The Streaming Project involves the design, implementation, and evaluation of a new architecture and a set of mechanisms for advanced multimedia streaming on the Internet. It realizes the world's first dynamic caching scheme for streaming media. Basic modules include advanced media transport and automated self-configuration of distributed system components. The Streaming Architecture provides transparently (to the receivers) support for near-zero start-up latency, improved playback quality, improved VCR-like operations, and further reduction in network and server load compared to pure multicast. Our system is designed in compliance to IETF standard protocols (RTSP, RTP). This project has been conducted in the Networking Research Laboratory at Bell Labs in Holmdel, NJ, USA, and it has been embodied in Lucent Technologies' content networking solution. To learn more about the project, please contact me directly.
My Ph.D. project has been on reliable and scalable multicast communication on the Internet. I designed and evaluated the so-called Local Group Concept (LGC), a generic set of mechanisms to improve scalability of reliable multicast protocols. Based on these ideas, I specified and implemented the Local Group based Multicast Protocol (LGMP) and the Local Group Configuration Protocol (LGCP), which allow efficient data dissemination to a large number of receivers. Both protocols have successfully been used for worldwide experiments on the MBone involving 40 to 50 machines located at 16 different sites in Canada, England, France, Germany, and the USA.
In 1996, I initiated together with our system administrators the establishment of a local Research Lab for the next generation Internet protocol suite. The Research Lab aims for the development of new Internet technologies and provides a local testbed connected to the worldwide 6Bone. Research started with multicast implementations on top of IPv6 and continued with focus on RSVP. Some interesting work on Label Swapping with RSVP has been done in collaboration with the Laboratoire d'Informatique 6 in Paris, France.
The BerKom-II project (1992 - 1996), which was funded by the German Telekom, aimed for the development and the implementation of an ATM-based Multimedia Transport System (MMT), interconnecting Digital, IBM, HP, SGI and Sun workstations. I have been working as project manager at the Institute of Telematics and contributed to the development and implementation of the transport level protocol named XTP-Lite. The implementation platform has been Digital Unix on Alpha workstations. The implementation features comprehensive support for different Quality of Service (QoS) classes, including QoS negotiation and mapping of MMT-specific QoS parameters on ATM QoS parameters.
"If we knew what it was we were doing, it would not be called research, would it?"

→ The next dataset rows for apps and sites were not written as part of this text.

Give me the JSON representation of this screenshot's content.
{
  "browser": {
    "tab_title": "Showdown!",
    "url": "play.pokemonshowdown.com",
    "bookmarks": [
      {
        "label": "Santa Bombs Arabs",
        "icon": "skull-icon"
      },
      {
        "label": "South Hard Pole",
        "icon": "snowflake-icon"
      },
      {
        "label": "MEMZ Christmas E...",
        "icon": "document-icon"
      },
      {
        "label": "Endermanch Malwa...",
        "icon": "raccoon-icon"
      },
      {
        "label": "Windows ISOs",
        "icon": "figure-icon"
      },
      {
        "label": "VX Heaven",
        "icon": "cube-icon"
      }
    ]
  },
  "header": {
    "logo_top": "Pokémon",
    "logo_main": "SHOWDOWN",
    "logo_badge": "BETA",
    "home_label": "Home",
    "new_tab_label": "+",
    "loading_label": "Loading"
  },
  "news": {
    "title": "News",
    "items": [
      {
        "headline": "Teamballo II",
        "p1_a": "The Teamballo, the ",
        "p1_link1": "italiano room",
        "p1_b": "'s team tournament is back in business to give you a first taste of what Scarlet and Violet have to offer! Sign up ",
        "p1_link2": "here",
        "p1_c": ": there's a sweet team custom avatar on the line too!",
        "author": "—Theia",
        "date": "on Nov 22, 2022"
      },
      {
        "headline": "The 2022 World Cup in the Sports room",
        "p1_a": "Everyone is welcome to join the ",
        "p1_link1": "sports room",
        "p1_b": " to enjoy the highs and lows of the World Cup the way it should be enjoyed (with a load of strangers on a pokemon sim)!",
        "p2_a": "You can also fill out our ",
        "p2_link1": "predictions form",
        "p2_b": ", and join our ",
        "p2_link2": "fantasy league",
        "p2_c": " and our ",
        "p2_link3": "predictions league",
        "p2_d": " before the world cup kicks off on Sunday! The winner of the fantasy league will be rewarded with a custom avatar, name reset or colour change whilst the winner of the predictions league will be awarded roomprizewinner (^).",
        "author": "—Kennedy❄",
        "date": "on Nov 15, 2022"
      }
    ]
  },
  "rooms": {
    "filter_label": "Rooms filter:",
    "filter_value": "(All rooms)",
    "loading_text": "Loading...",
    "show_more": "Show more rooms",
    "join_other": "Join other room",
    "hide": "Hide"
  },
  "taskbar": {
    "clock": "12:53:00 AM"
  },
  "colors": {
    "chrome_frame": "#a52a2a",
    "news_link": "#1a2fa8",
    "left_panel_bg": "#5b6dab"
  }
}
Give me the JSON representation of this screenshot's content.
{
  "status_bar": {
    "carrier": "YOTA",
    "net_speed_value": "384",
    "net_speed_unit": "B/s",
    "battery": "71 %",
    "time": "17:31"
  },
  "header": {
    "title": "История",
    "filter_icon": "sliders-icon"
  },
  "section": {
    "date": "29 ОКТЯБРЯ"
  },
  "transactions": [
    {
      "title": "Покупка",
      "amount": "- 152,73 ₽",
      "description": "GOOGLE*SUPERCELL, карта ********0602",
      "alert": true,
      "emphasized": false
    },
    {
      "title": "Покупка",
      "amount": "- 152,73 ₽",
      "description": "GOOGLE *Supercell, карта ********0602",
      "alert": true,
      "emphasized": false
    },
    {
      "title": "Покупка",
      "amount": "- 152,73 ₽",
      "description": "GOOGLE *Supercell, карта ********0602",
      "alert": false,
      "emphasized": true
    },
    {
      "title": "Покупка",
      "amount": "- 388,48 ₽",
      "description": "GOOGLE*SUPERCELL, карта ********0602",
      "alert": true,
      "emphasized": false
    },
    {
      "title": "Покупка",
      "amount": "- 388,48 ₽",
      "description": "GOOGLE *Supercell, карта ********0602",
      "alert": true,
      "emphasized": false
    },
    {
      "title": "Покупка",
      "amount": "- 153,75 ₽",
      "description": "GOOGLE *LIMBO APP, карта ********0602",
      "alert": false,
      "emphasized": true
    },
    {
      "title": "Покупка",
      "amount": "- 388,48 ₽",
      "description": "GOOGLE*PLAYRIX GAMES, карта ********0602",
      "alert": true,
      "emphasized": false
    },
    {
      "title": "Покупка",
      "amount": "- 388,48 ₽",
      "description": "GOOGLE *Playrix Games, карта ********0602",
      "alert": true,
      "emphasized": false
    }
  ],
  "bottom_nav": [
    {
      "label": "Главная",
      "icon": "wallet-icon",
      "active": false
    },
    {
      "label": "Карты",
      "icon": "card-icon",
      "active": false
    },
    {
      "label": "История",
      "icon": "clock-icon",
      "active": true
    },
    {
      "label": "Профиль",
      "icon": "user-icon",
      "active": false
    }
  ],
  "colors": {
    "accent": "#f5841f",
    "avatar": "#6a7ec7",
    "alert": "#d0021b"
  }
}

"Research is what I'm doing when I don't know what I'm doing.”
~Wernher von Braun
“There is nothing like looking, if you want to find something. You certainly usually find something, if you look, but it is not always quite the something you were after.” ~J.R.R. Tolkien